* Work instructions
Please repeat each of the records that follow, exactly as written.

____________________

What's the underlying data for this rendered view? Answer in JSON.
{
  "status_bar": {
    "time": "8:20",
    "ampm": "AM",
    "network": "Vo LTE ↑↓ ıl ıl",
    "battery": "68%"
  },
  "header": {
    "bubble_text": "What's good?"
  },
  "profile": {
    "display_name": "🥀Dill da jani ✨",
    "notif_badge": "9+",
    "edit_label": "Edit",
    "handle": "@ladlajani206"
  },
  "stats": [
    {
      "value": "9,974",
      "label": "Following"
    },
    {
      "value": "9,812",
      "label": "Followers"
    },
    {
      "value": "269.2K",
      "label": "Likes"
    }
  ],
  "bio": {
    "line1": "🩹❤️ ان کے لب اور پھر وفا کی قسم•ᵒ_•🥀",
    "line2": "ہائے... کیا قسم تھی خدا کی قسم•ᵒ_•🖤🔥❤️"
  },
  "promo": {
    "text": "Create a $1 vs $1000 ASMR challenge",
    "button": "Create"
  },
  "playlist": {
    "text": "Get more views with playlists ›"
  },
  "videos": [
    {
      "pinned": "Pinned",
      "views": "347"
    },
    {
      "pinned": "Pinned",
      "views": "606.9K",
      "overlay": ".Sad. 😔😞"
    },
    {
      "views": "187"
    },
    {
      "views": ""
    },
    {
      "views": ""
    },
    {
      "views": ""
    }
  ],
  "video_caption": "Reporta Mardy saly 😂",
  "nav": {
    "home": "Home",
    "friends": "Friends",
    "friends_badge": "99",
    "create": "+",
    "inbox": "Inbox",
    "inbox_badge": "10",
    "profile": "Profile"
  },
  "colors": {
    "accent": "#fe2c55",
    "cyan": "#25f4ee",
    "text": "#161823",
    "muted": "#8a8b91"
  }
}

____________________

* Answer to this problem
What's the underlying data for this rendered view? Answer in JSON.
{
  "status_bar": {
    "time": "8:20",
    "ampm": "AM",
    "network": "Vo LTE ↑↓ ıl ıl",
    "battery": "68%"
  },
  "header": {
    "bubble_text": "What's good?"
  },
  "profile": {
    "display_name": "🥀Dill da jani ✨",
    "notif_badge": "9+",
    "edit_label": "Edit",
    "handle": "@ladlajani206"
  },
  "stats": [
    {
      "value": "9,974",
      "label": "Following"
    },
    {
      "value": "9,812",
      "label": "Followers"
    },
    {
      "value": "269.2K",
      "label": "Likes"
    }
  ],
  "bio": {
    "line1": "🩹❤️ ان کے لب اور پھر وفا کی قسم•ᵒ_•🥀",
    "line2": "ہائے... کیا قسم تھی خدا کی قسم•ᵒ_•🖤🔥❤️"
  },
  "promo": {
    "text": "Create a $1 vs $1000 ASMR challenge",
    "button": "Create"
  },
  "playlist": {
    "text": "Get more views with playlists ›"
  },
  "videos": [
    {
      "pinned": "Pinned",
      "views": "347"
    },
    {
      "pinned": "Pinned",
      "views": "606.9K",
      "overlay": ".Sad. 😔😞"
    },
    {
      "views": "187"
    },
    {
      "views": ""
    },
    {
      "views": ""
    },
    {
      "views": ""
    }
  ],
  "video_caption": "Reporta Mardy saly 😂",
  "nav": {
    "home": "Home",
    "friends": "Friends",
    "friends_badge": "99",
    "create": "+",
    "inbox": "Inbox",
    "inbox_badge": "10",
    "profile": "Profile"
  },
  "colors": {
    "accent": "#fe2c55",
    "cyan": "#25f4ee",
    "text": "#161823",
    "muted": "#8a8b91"
  }
}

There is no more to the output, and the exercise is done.